KEEPING LORD'S WORLD CLASS
Founded in 1787, Marylebone Cricket Club is the most active and famous cricket club in the world and owner of Lord's Cricket Ground - the Home of Cricket.
© Copyright 2015
The Laws now clearly distinguish between a batsman being out and his being dismissed. Does that mean that if, for instance, there is a run out, the ball remains in play between the breaking of the wicket and the umpire giving his decision?

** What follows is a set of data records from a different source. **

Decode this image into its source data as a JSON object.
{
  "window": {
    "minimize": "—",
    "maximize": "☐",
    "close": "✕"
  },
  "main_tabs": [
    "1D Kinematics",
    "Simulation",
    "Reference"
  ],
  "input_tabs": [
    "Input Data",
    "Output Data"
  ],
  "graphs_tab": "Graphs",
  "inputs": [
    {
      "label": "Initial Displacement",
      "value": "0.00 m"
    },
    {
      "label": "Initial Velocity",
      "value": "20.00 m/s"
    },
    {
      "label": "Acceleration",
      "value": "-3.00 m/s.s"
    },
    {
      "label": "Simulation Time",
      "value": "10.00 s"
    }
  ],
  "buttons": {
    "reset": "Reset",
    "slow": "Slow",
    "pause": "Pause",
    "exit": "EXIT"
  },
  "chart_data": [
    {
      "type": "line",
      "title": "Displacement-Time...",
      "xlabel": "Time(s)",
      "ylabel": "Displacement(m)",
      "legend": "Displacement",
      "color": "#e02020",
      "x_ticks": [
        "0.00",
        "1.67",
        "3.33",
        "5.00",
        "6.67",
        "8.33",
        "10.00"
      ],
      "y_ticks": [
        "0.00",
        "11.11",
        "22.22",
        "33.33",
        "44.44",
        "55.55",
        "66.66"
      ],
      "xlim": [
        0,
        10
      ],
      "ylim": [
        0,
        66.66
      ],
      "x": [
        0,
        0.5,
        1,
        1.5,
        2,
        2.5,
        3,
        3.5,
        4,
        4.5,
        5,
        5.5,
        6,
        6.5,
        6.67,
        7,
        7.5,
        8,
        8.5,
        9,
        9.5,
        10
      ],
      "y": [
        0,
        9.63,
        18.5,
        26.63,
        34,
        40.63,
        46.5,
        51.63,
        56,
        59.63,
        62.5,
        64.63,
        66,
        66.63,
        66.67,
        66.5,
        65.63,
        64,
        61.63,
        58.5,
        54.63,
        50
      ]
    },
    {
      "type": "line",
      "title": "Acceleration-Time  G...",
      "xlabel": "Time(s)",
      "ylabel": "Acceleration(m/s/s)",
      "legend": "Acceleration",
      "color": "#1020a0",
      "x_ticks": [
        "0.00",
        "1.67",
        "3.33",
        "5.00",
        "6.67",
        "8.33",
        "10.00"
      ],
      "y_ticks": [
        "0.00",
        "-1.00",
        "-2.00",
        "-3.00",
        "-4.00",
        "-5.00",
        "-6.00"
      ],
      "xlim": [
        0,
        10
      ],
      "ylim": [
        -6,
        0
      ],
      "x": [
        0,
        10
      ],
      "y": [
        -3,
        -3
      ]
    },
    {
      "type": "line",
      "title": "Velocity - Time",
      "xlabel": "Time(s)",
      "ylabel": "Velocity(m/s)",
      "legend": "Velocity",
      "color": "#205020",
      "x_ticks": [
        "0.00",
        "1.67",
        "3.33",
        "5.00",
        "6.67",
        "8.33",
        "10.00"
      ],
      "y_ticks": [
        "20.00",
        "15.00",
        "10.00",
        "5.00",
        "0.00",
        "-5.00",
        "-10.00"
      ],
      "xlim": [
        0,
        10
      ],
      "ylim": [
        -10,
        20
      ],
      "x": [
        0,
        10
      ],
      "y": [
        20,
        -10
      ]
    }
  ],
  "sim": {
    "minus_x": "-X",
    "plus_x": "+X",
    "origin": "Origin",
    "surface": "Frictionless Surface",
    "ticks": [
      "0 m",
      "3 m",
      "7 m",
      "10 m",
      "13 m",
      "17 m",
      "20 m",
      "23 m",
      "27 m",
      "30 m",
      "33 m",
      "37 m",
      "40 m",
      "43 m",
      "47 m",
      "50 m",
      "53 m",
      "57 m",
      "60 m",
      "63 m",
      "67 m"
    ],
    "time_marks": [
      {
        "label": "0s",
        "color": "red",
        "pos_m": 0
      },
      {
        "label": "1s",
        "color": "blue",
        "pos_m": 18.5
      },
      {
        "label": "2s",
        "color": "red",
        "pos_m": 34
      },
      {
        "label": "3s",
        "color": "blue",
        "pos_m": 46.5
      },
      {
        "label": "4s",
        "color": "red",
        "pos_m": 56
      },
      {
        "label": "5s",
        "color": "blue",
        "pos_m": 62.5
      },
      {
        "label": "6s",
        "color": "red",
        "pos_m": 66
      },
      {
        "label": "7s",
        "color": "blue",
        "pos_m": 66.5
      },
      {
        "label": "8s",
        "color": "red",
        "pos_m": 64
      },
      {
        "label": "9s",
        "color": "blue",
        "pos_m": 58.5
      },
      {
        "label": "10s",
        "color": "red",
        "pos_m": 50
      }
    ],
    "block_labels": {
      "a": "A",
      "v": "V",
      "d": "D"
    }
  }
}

No. It is true that the ball does not become dead merely because there is an appeal, nor even if a batsman is out but he is not dismissed. The ball automatically becomes dead when a batsman is dismissed. If, however, an appeal is upheld, then the ball is to be regarded as having been dead from the moment of the incident which caused his dismissal. In the example quoted, the ball would be regarded as dead from the breaking of the wicket. As another example:
The ball hits the striker on the pad and there is an appeal. The batsmen run.
If the umpire gives the striker not out, then the ball has remained in play throughout and if the run is completed it will count.
If the umpire gives the striker out LBW, then the ball is to be regarded as dead from the moment it struck the pad. The run is not valid and the not out batsman will return to his original end.
[Law reference: 23.1 (a) (iii)]